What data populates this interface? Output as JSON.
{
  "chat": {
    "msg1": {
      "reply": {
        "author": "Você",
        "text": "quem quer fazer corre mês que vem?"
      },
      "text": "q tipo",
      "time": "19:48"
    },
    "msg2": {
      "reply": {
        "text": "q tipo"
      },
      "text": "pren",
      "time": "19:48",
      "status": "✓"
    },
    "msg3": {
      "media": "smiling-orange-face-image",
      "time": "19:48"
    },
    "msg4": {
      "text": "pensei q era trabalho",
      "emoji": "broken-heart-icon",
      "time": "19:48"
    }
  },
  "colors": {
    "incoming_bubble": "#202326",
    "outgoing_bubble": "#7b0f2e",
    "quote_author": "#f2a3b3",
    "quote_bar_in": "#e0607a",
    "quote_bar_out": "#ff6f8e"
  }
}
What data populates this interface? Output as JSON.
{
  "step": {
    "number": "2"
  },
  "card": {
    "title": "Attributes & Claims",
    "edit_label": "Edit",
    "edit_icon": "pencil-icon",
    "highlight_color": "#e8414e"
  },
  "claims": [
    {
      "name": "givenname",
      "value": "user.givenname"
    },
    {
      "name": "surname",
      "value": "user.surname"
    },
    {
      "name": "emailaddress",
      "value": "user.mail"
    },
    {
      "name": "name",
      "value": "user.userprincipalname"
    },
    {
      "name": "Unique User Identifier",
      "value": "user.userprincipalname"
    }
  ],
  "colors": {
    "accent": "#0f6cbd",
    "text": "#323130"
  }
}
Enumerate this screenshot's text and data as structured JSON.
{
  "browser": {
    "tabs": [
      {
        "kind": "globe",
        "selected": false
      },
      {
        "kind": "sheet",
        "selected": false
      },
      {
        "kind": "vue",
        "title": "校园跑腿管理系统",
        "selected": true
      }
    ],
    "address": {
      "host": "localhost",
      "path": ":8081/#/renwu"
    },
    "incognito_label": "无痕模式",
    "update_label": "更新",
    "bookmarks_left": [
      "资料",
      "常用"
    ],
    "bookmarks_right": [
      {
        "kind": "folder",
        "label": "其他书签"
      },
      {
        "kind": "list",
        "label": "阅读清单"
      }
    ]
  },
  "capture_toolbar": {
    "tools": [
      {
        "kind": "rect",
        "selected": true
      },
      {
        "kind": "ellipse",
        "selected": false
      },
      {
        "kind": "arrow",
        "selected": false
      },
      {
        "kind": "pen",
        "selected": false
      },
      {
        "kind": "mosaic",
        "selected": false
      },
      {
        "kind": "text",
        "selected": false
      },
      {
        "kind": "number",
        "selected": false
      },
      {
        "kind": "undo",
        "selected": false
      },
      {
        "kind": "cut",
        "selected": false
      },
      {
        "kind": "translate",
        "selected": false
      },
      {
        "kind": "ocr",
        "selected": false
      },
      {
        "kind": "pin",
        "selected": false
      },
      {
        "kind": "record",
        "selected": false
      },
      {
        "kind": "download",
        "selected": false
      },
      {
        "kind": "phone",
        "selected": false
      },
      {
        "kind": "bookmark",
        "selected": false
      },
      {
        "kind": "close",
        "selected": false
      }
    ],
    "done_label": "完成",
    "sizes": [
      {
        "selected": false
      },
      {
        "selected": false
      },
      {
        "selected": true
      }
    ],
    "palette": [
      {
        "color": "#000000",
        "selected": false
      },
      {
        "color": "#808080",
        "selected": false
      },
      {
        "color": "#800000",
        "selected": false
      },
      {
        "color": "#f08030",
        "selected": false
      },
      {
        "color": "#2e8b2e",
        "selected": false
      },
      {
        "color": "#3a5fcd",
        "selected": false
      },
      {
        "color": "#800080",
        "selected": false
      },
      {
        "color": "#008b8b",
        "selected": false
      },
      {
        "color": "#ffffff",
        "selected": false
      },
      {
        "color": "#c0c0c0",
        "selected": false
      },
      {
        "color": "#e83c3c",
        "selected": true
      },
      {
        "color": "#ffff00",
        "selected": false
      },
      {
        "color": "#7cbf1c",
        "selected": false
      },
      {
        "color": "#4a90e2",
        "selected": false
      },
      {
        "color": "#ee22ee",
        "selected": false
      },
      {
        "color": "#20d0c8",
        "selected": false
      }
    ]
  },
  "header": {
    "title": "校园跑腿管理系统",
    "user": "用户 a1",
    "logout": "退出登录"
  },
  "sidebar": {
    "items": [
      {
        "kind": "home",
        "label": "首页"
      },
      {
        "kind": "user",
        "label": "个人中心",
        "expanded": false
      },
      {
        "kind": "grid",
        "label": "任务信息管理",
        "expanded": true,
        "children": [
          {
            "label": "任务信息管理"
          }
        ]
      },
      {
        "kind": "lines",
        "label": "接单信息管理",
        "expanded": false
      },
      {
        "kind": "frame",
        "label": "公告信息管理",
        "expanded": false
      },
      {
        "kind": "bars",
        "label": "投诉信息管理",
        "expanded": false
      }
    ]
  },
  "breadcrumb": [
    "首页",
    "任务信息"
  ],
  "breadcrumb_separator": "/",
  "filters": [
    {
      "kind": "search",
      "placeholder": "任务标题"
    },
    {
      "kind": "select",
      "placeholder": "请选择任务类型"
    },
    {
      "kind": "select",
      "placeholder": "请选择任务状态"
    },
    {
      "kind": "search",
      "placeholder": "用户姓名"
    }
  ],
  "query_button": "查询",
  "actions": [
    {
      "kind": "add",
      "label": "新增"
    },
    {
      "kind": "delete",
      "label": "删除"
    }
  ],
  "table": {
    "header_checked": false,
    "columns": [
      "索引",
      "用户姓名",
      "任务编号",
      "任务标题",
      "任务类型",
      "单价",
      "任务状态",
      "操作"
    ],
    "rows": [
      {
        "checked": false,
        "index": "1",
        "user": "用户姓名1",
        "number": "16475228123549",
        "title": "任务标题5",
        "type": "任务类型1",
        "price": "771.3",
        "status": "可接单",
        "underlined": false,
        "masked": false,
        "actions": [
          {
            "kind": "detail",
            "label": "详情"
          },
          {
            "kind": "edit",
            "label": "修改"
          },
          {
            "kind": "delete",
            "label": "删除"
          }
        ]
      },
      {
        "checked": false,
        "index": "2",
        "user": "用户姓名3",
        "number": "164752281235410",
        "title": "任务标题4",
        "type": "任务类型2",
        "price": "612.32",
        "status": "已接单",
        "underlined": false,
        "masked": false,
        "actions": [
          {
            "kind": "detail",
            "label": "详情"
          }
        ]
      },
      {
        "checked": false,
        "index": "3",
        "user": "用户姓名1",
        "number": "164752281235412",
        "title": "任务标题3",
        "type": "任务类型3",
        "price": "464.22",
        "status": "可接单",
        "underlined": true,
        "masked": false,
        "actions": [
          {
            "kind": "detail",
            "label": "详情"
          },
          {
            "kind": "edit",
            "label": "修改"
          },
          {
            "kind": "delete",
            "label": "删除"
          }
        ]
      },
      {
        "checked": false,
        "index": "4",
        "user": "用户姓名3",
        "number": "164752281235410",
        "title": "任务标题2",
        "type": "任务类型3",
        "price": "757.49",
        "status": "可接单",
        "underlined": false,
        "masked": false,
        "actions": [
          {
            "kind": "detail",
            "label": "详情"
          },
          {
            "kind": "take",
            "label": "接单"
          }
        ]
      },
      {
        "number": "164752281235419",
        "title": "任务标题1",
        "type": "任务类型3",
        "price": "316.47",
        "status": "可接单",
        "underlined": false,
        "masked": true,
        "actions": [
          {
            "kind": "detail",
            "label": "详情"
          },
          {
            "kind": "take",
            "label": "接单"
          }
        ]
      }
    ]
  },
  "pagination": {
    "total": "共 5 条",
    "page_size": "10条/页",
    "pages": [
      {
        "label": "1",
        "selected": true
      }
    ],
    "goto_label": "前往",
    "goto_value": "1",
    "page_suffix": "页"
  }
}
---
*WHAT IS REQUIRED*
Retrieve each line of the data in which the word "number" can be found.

*COMPLETED TASK*
    "number": "2"
        "kind": "number",
        "number": "16475228123549",
        "number": "164752281235410",
        "number": "164752281235412",
        "number": "164752281235410",
        "number": "164752281235419",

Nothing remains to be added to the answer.